Certainly file operations were much easier with PowerShell, and I built scripts to copy backup files around the network. AD operations were easy in PoSh. However, when I tried accessing SQL Server, I thought the code was complex. In fact, whether I was running a stored procedure, or performing a restore, the PowerShell code required was cumbersome. A good example is shown at the beginning of Aaron Nelson’s recently updated post on querying with PoSh. The complexity shown to just make a connection to PoSh made me think I should just write that kind of code in C#, with all the debugging and other software support available in Visual Studio. Building quick utilities with PoSh was something I’d like to avoid.
When I heard that SQL Server Powershell was being updated, I wasn’t too excited. I had visions of there being newer versions of cmdlets, but a similar level of effort to work with SQL Server. However, as I’ve played with the new cmdlets, along with the dbatools module, I see PoSh becoming easier to use than T-SQL in some cases. In fact, I’ve started to keep a command line window open (with ConEmu) and access that to perform lots of quick tasks that aren’t based on simple queries of data. Even a backup with Backup-SqlDatabase seems as simple as it might be in T-SQL, perhaps more so if I don’t have an SSMS connection open.

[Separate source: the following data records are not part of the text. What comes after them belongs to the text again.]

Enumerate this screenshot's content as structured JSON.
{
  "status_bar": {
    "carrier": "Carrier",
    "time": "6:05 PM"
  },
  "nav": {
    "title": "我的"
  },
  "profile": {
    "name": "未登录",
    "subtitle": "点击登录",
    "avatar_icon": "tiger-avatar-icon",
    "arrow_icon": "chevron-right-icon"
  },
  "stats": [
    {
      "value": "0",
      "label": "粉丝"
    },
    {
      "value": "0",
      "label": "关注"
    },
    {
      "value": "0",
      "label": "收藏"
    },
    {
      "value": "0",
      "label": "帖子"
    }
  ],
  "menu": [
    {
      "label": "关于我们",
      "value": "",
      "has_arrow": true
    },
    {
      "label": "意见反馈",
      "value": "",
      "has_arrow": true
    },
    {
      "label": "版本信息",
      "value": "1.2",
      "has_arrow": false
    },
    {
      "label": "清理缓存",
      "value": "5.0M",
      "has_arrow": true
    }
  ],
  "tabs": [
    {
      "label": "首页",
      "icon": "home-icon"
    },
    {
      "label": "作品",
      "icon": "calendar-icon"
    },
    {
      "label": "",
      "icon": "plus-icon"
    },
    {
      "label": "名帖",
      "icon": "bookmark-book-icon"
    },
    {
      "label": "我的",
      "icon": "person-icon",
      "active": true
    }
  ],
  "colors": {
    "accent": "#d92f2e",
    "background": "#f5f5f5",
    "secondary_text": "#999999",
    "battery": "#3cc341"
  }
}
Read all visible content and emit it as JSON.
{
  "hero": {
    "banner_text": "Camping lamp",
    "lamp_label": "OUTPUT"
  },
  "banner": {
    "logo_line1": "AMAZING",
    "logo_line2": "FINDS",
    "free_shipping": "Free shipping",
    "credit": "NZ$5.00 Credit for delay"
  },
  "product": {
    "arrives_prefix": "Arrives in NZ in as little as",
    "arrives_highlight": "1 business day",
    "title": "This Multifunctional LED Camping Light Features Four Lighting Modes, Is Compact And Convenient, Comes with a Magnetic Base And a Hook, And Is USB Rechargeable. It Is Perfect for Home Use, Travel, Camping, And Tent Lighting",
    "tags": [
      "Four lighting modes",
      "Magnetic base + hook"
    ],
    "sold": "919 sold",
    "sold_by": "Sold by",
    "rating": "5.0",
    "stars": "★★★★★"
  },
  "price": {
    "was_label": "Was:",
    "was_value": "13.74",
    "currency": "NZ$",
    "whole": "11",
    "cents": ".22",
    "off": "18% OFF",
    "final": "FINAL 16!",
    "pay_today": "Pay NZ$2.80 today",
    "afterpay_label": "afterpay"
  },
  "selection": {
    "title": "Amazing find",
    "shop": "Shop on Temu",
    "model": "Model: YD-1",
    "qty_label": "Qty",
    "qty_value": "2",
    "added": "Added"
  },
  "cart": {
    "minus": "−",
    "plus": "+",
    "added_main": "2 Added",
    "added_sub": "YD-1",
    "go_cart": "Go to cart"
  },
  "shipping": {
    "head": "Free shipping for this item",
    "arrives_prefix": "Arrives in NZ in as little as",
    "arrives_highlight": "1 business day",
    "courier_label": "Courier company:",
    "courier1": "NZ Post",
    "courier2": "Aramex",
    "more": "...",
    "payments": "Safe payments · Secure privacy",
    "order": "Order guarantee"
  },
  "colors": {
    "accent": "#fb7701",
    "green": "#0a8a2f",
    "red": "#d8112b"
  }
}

I know there can be a debate over whether you need PoSh as a DBA or you can get by with just T-SQL. I don’t want to take a side here, and no matter how you feel, if you can get work done, then you are successful. Your job depends on you being able to reliably write code to perform some task over and over. The language doesn’t matter.
My view is that I think there are cases where PoSh seems a better fit and places where T-SQL works really well. I want to improve my skills in both so that I can decide what works best in any particular situation, and feel comfortable in building a solution either way.